This study offers a unique and exciting new strategy to treat neurodegenerative diseases that develop due to abnormal buildups of proteins like Parkinson's disease, Alzheimer's disease, amyotrophic lateral sclerosis (ALS), frontotemporal dementia, Huntington disease and Lewy body dementia, and many others.
"This drug, in very low doses, turns on the garbage disposal machinery inside neurons to clear toxic proteins from the cell. By clearing intracellular proteins, the drug prevents their accumulation in pathological inclusions called Lewy bodies and/or tangles, and also prevents amyloid secretion into the extracellular space between neurons, so proteins do not form toxic clumps or plaques in the brain," stated the study's senior investigator, neuroscientist Charbel E-H Moussa, MB, PhD who heads the laboratory of dementia and Parkinsonism at Georgetown.
When the drug, nilotinib, is used to treat chronic myelogenous leukemia (CML), it forces cancer cells into autophagy, a biological process that leads the cells to essentially devour itself, whicj in turn leads to death of tumor cells in cancer.
"The doses used to treat CML are high enough that the drug pushes cells to chew up their own internal organelles, causing self-cannibalization and cell death," Moussa says. "We reasoned that small doses for these mice, an equivalent to one percent of the dose used in humans -- would turn on just enough autophagy in neurons that the cells would clear malfunctioning proteins, and nothing else."
Moussa has, for a while now, been working on a way to forcefully activate the self-meitenance mechanism of neurons, and force them to clean up their internal damaged and dysfunctional proteins, their ‘garbage’, and he came up with the idea of using cancer drugs that push autophagy, a version of internal clean-up, in tumors to help diseased brains.

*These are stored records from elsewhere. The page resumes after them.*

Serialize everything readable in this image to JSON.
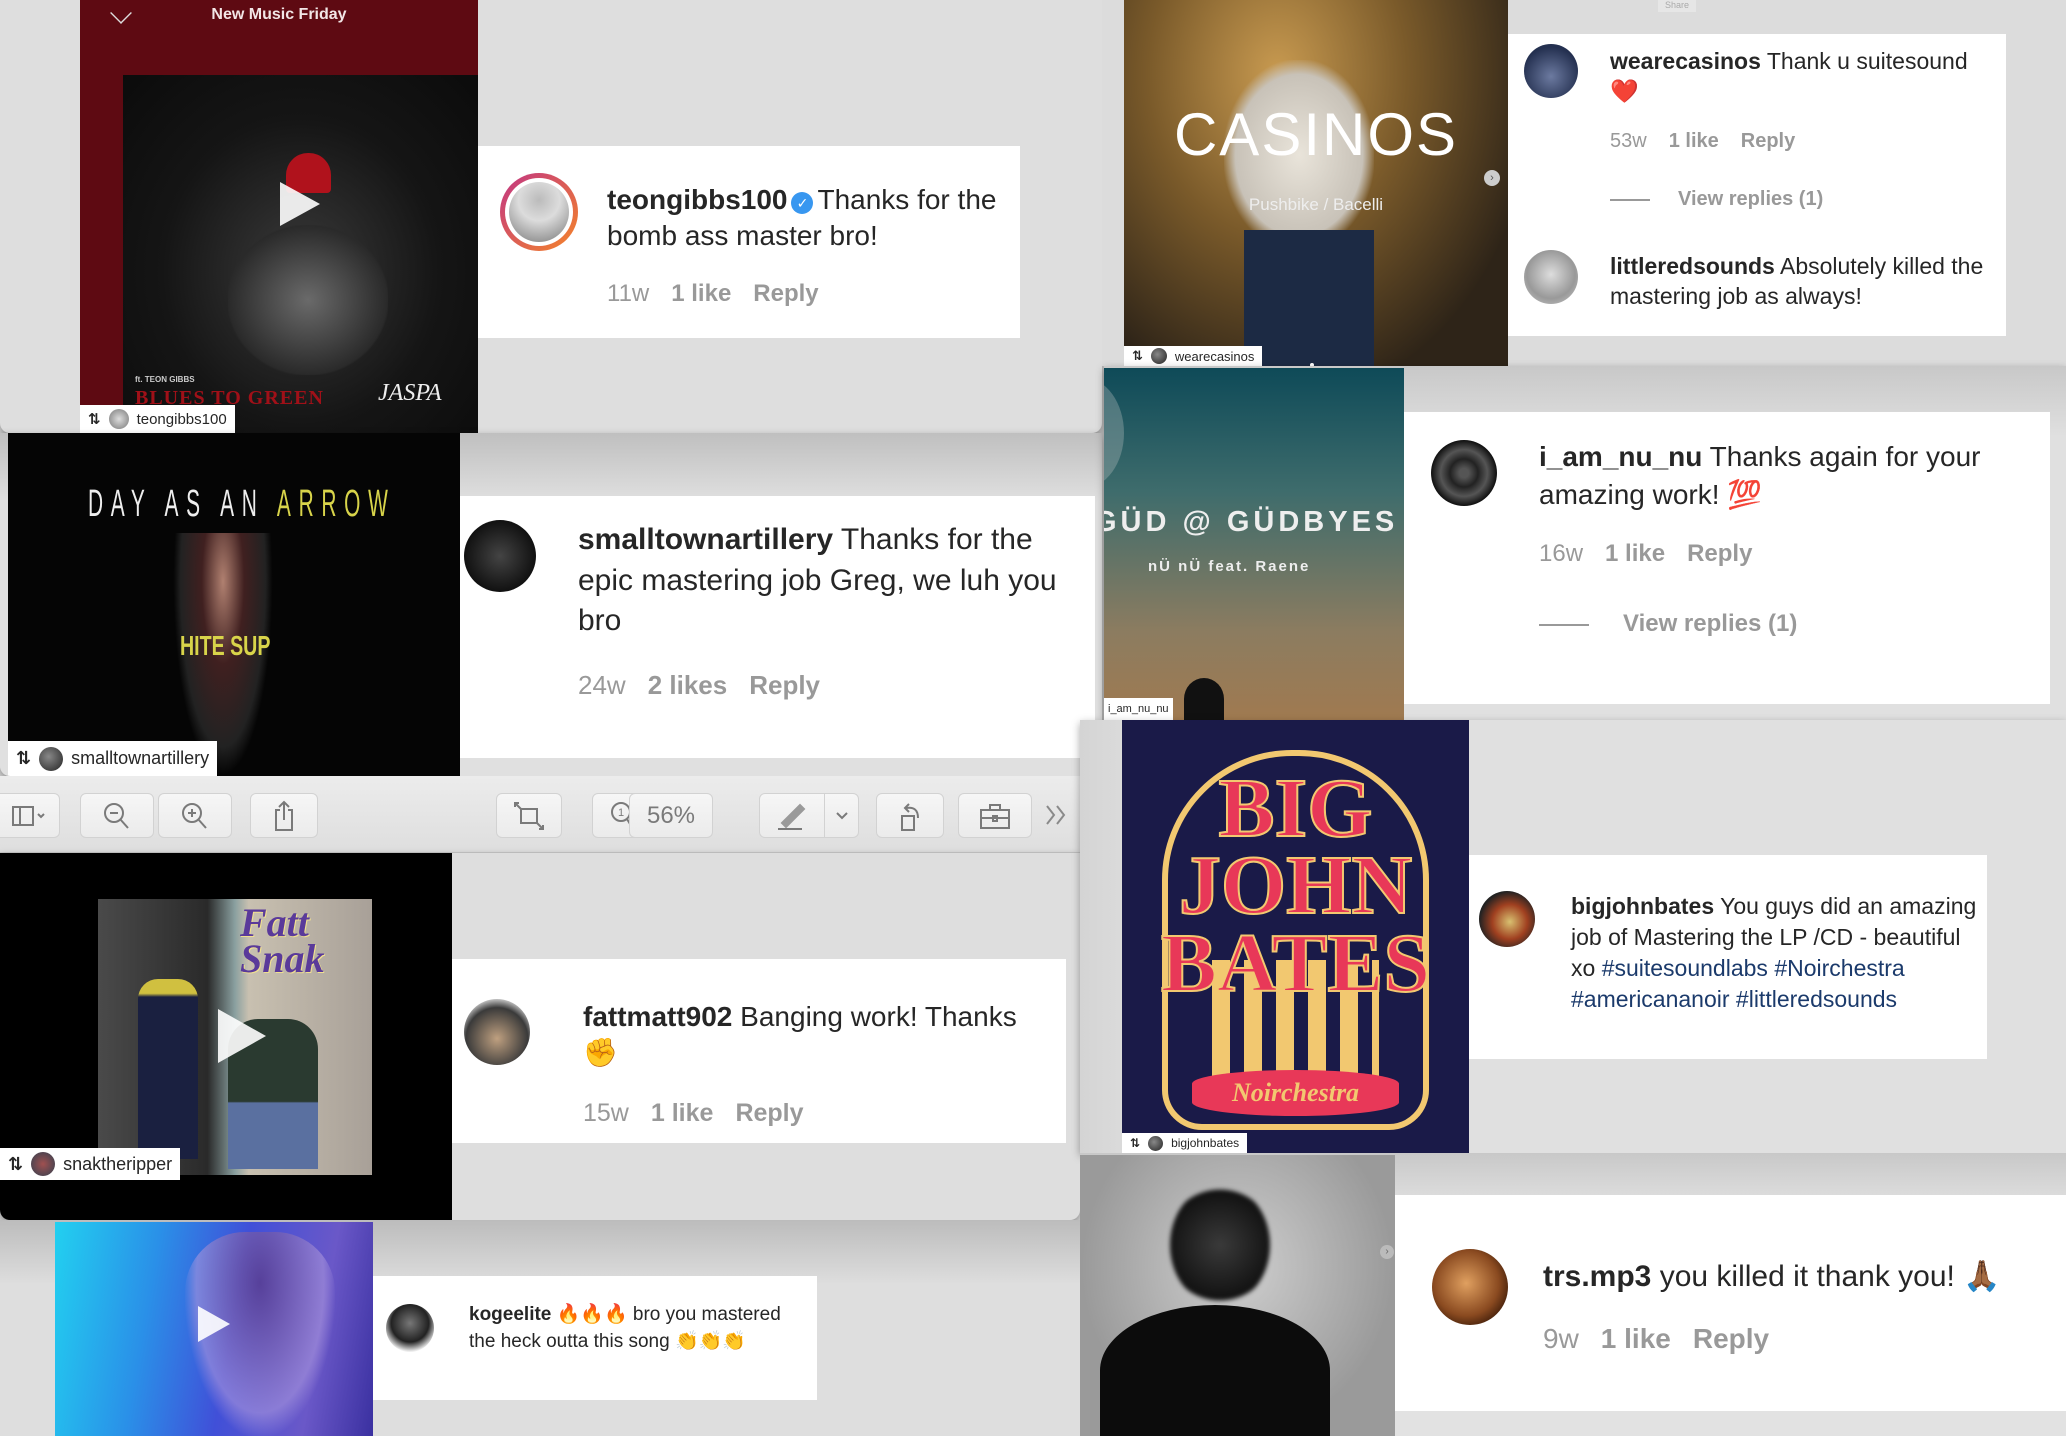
{
  "share_label": "Share",
  "posts": [
    {
      "art_title": "New Music Friday",
      "art_subtitle": "ft. TEON GIBBS",
      "art_text": "BLUES TO GREEN",
      "art_signature": "JASPA",
      "repost_user": "teongibbs100",
      "comment": {
        "user": "teongibbs100",
        "verified": true,
        "text": "Thanks for the bomb ass master bro!",
        "time": "11w",
        "likes": "1 like",
        "reply": "Reply"
      }
    },
    {
      "art_title": "CASINOS",
      "art_subtitle": "Pushbike / Bacelli",
      "repost_user": "wearecasinos",
      "comments": [
        {
          "user": "wearecasinos",
          "text": "Thank u suitesound ❤️",
          "time": "53w",
          "likes": "1 like",
          "reply": "Reply",
          "view_replies": "View replies (1)"
        },
        {
          "user": "littleredsounds",
          "text": "Absolutely killed the mastering job as always!"
        }
      ]
    },
    {
      "art_title_white": "DAY AS AN",
      "art_title_yellow": "ARROW",
      "art_text": "HITE SUP",
      "repost_user": "smalltownartillery",
      "comment": {
        "user": "smalltownartillery",
        "text": "Thanks for the epic mastering job Greg, we luh you bro",
        "time": "24w",
        "likes": "2 likes",
        "reply": "Reply"
      }
    },
    {
      "art_title": "GÜD @ GÜDBYES",
      "art_subtitle": "nÜ nÜ feat. Raene",
      "repost_user": "i_am_nu_nu",
      "comment": {
        "user": "i_am_nu_nu",
        "text": "Thanks again for your amazing work! 💯",
        "time": "16w",
        "likes": "1 like",
        "reply": "Reply",
        "view_replies": "View replies (1)"
      }
    },
    {
      "art_title": "Fatt Snak",
      "repost_user": "snaktheripper",
      "comment": {
        "user": "fattmatt902",
        "text": "Banging work! Thanks ✊",
        "time": "15w",
        "likes": "1 like",
        "reply": "Reply"
      }
    },
    {
      "art_title_lines": [
        "BIG",
        "JOHN",
        "BATES"
      ],
      "art_banner": "Noirchestra",
      "repost_user": "bigjohnbates",
      "comment": {
        "user": "bigjohnbates",
        "text": "You guys did an amazing job of Mastering the LP /CD - beautiful xo",
        "hashtags": [
          "#suitesoundlabs",
          "#Noirchestra",
          "#americananoir",
          "#littleredsounds"
        ]
      }
    },
    {
      "comment": {
        "user": "kogeelite",
        "text": "🔥🔥🔥 bro you mastered the heck outta this song 👏👏👏"
      }
    },
    {
      "comment": {
        "user": "trs.mp3",
        "text": "you killed it thank you! 🙏🏾",
        "time": "9w",
        "likes": "1 like",
        "reply": "Reply"
      }
    }
  ],
  "toolbar": {
    "zoom_level": "56%",
    "buttons": [
      {
        "name": "sidebar-toggle",
        "icon": "sidebar-icon"
      },
      {
        "name": "zoom-out",
        "icon": "zoom-out-icon"
      },
      {
        "name": "zoom-in",
        "icon": "zoom-in-icon"
      },
      {
        "name": "share",
        "icon": "share-icon"
      },
      {
        "name": "fit",
        "icon": "resize-icon"
      },
      {
        "name": "actual-size",
        "icon": "actual-size-icon"
      },
      {
        "name": "markup",
        "icon": "pen-icon"
      },
      {
        "name": "rotate",
        "icon": "rotate-icon"
      },
      {
        "name": "toolbox",
        "icon": "toolbox-icon"
      },
      {
        "name": "more",
        "icon": "chevron-right-double-icon"
      }
    ]
  }
}
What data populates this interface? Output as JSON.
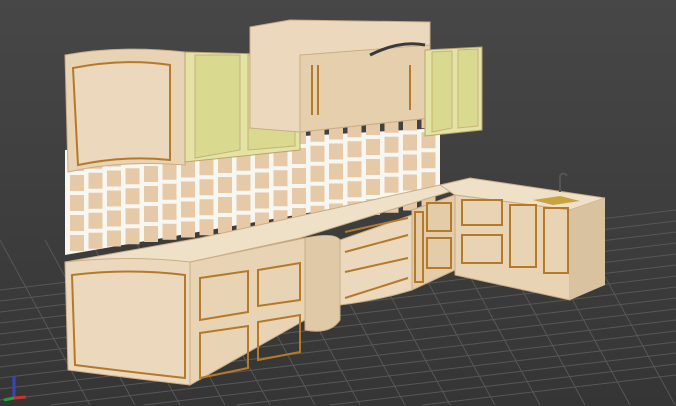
{
  "scene": {
    "subject": "kitchen-model",
    "colors": {
      "background": "#3f3f3f",
      "grid": "#5a5a5a",
      "cabinet": "#ecd9bd",
      "cabinet_shade": "#d9c2a0",
      "trim": "#b47a2a",
      "glass": "#e3e3a6",
      "tile": "#e6c9a7",
      "grout": "#f7f7f2",
      "axis_x": "#c0392b",
      "axis_y": "#2e9b3a",
      "axis_z": "#3a45b8"
    }
  }
}
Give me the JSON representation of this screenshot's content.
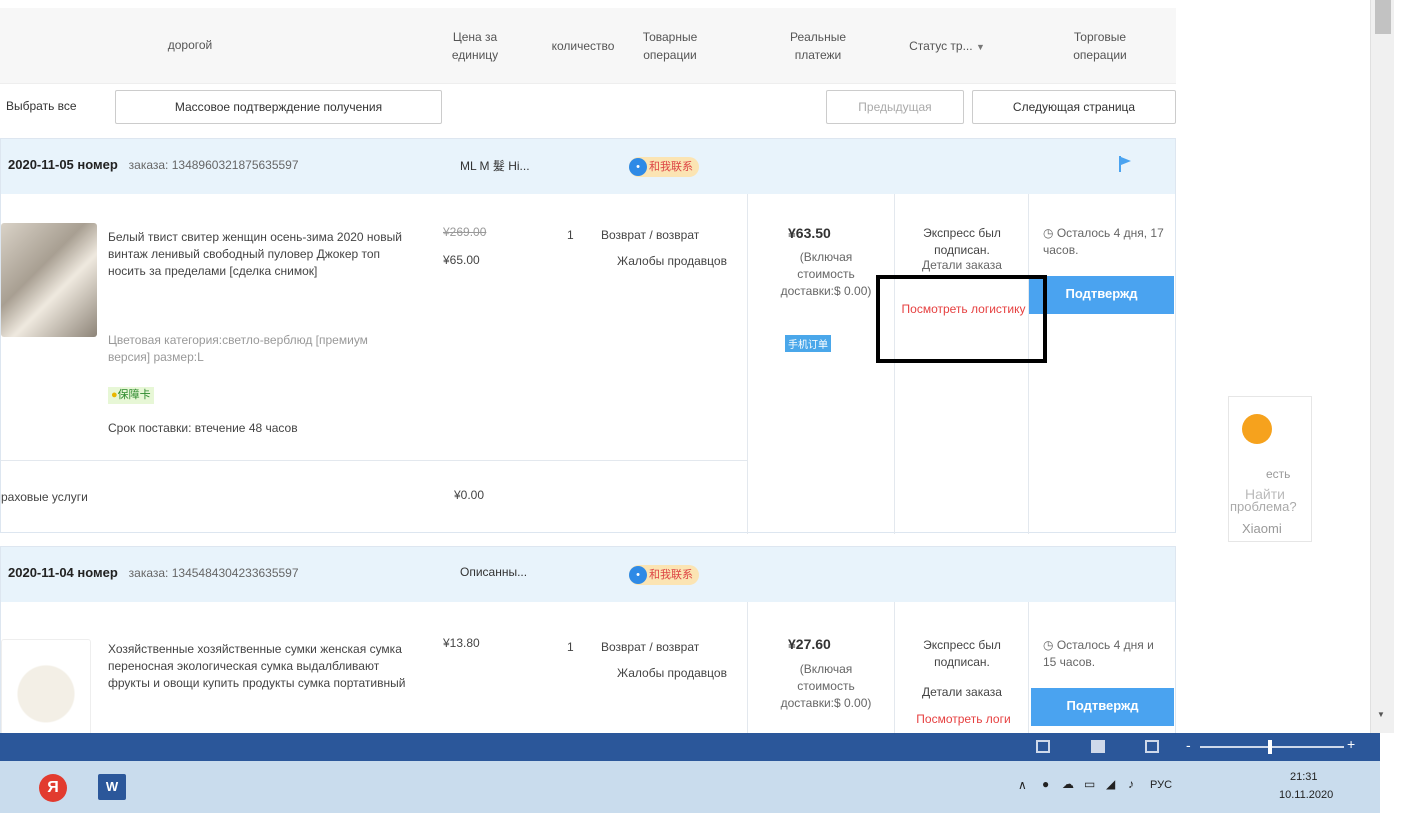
{
  "header": {
    "col_product": "дорогой",
    "col_unit_price": "Цена за единицу",
    "col_qty": "количество",
    "col_goods_ops": "Товарные операции",
    "col_payments": "Реальные платежи",
    "col_status": "Статус тр...",
    "col_trade_ops": "Торговые операции"
  },
  "toolbar": {
    "select_all": "Выбрать все",
    "bulk_confirm": "Массовое подтверждение получения",
    "prev": "Предыдущая",
    "next": "Следующая страница"
  },
  "orders": [
    {
      "date": "2020-11-05 номер",
      "order_label": "заказа: 1348960321875635597",
      "seller": "ML M 髮 Hi...",
      "contact": "和我联系",
      "title": "Белый твист свитер женщин осень-зима 2020 новый винтаж ленивый свободный пуловер Джокер топ носить за пределами [сделка снимок]",
      "variant": "Цветовая категория:светло-верблюд [премиум версия] размер:L",
      "guarantee": "保障卡",
      "delivery": "Срок поставки: втечение 48 часов",
      "old_price": "¥269.00",
      "price": "¥65.00",
      "qty": "1",
      "goods_op1": "Возврат / возврат",
      "goods_op2": "Жалобы продавцов",
      "pay": "¥63.50",
      "pay_note": "(Включая стоимость доставки:$ 0.00)",
      "pay_tag": "手机订单",
      "status1": "Экспресс был подписан.",
      "status2": "Детали заказа",
      "status3": "Посмотреть логистику",
      "remaining": "Осталось 4 дня, 17 часов.",
      "confirm": "Подтвержд",
      "insurance": "раховые услуги",
      "insurance_price": "¥0.00"
    },
    {
      "date": "2020-11-04 номер",
      "order_label": "заказа: 1345484304233635597",
      "seller": "Описанны...",
      "contact": "和我联系",
      "title": "Хозяйственные хозяйственные сумки женская сумка переносная экологическая сумка выдалбливают фрукты и овощи купить продукты сумка портативный",
      "price": "¥13.80",
      "qty": "1",
      "goods_op1": "Возврат / возврат",
      "goods_op2": "Жалобы продавцов",
      "pay": "¥27.60",
      "pay_note": "(Включая стоимость доставки:$ 0.00)",
      "status1": "Экспресс был подписан.",
      "status2": "Детали заказа",
      "status3": "Посмотреть логи",
      "remaining": "Осталось 4 дня и 15 часов.",
      "confirm": "Подтвержд"
    }
  ],
  "helper": {
    "line1": "есть",
    "line2": "Найти",
    "line3": "проблема?",
    "line4": "Xiaomi"
  },
  "taskbar": {
    "lang": "РУС",
    "time": "21:31",
    "date": "10.11.2020"
  },
  "colors": {
    "accent_blue": "#4aa3f0",
    "link_red": "#e64040",
    "word_blue": "#2b579a"
  }
}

"No one has tried anything like this before," he says.
Moussa, and his two co-authors -- graduate student Michaeline Hebron and Irina Lonskaya, PhD, a postdoctoral researcher in Moussa's lab searched for cancer drugs that can specifically cross the blood-brain barrier. They discovered two plausible candidates; nilotinib and bosutinib, which is also approved and used to treat CML. This study discusses experiments with nilotinib, but Moussa says that use of bosutinib is also beneficial.
The mice used for this experiment have been shown to over-express alpha-Synuclein, the very same protein that builds up in Lewy bodies in Parkinson's disease and dementia patients and which is found in many other neurodegenerative diseases in the form of intracellular protein buildup. The animals were given one milligram of nilotinib every two days, a dose much lower that the FDA approved dose for treting cancer, of up to 1,000 milligrams of nilotinib once a day for CML patients.
"We successfully tested this for several diseases models that have an accumulation of intracellular protein. It gets rid of alpha synuclein and tau in a number of movement disorders, such as Parkinson's disease as well as Lewy body dementia." – says Moussa.
After applying the cancer drug and noting the cellular results the scientist also noted a markable increase in mobility and functionality for the mice, apparently reducing the symptoms of the neurodegenerative diseases.
Moussa hypothesizes that for the therapy to be most efficient, it would have to be applied early in the development of the neurodegenerative disorders, to initially prevent the harmful buildup of protein and prevent any serious damage from occurring to neurons. Using this therapy later in the disease progression may retard further extracellular plaque formation and accumulation of intracellular proteins in inclusions such as Lewy bodies.
Moussa is planning a phase II clinical trial in participants who have been diagnosed with disorders that feature build-up of alpha Synuclein, including Lewy body dementia, Parkinson's disease, progressive supranuclear palsy (PSP) and multiple system atrophy (MSA).
Results published online May 10 in Human Molecular Genetics